I am the Muslim, you’re still okay with, because I’m not like “other Muslims.” I don’t have to deal with the humiliation and fear that millions of Muslims do, because they are Muslims in a country that is right now more divided than ever. The thing about discrimination is that it is humiliating and hurtful. It impacts people so deeply that they lose their self-worth. They start believing they don’t have a voice, that they don’t have anything good enough to say.
They keep their heads down, and when the angry white waitress takes away their cutlery, they don’t ask their parents why. Shame is passed down through generations, so you learn to hide, keep your head down and not draw attention to your Muslim-ness. I am not the perfect ally because I am often, by virtue of my privilege, far removed from the context. But I want to be a better ally.
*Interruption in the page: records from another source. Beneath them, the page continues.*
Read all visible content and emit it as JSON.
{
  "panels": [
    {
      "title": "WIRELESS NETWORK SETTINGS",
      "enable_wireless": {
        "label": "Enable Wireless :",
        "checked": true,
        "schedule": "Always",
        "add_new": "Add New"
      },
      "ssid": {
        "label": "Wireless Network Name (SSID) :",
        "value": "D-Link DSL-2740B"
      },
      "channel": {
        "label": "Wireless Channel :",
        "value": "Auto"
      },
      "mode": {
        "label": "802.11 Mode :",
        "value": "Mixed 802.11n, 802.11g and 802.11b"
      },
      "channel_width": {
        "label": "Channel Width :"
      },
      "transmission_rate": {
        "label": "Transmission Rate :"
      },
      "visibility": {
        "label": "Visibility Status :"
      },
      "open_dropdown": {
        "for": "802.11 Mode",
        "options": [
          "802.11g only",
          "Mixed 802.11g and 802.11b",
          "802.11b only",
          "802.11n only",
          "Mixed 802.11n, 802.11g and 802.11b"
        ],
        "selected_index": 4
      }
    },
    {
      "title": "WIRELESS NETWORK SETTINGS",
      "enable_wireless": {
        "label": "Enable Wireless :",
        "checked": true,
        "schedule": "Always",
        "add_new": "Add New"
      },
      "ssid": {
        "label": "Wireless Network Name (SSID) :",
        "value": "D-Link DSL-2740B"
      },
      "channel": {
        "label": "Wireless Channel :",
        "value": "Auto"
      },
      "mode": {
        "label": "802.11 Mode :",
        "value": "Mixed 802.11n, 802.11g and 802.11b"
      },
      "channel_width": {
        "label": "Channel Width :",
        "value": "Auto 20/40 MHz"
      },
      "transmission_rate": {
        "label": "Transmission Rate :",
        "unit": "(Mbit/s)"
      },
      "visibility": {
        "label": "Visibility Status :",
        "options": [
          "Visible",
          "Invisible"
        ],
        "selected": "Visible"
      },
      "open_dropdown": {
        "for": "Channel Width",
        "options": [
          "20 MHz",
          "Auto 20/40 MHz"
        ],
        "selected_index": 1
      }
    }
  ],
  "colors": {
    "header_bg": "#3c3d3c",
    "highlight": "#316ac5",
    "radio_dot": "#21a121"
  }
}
It is only in recent years that I have made an active effort in saying that I am a Muslim, point this out to others, and do the work to take pride in it — I’ve been able to do this only now, when I understand that there is nothing to be ashamed of. Being able to do this has come after years of patience in safe spaces to discuss why I was ashamed of being a Muslim, and the time and space — to air my opinion and iron out the creases, voice my truth in a safe space, and confront myself that being thought of as less of an Indian has been a painful part of my childhood and growing up.
Maybe, just maybe, being able to speak up for Black lives will initiate the powerful process of questioning who you are. It allows you to have a take — a messy opinion that is spilling over the edges of family social circles, seeping under the rugs at casual drinks with friends, and plopping in hot, messy splodges across your social media.
It forces you to refine what you think, how you think, and question where it comes from. It encourages you to look within yourself and introspect. Most importantly, it gives you something to believe in, to stand by, to say, and the confidence to know that you can.
As Indians, our support and international solidarity is not to be undermined. We are at a critical point in time — as people of colour, we can bring a fresh wave of support to the movement. We can underline the issues of structural racism and white supremacy, and step back to create and honour Black voices.
Simply, we are stronger together. When we stand in solidarity with others, we pave the way to be able to speak up for other issues closer to home. We get better at speaking up with practice. We question our motives with a dialogue. We learn when we have discussions with people who are polar opposites of us. And we do so by being humble, willing to listen, open, and empathetic. Our smugness over our “wokeness” will get us nowhere.
Indian outrage has its place and we must commit to fighting oppression with everything we have. But dismantling the structures of inequality in the US will have repercussions for white supremacy everywhere. If you really are an ally, get on and do the work. I hope today, you call out ‘Black Lives Matter’. And I hope tomorrow, you look inside and question what you believe in. I hope one day ,your opinion runs like distilled water into a polished glass, measured, thoughtful and crystal clear. And one day, I hope you take that opinion and pour it burning-hot all over oppression, everywhere.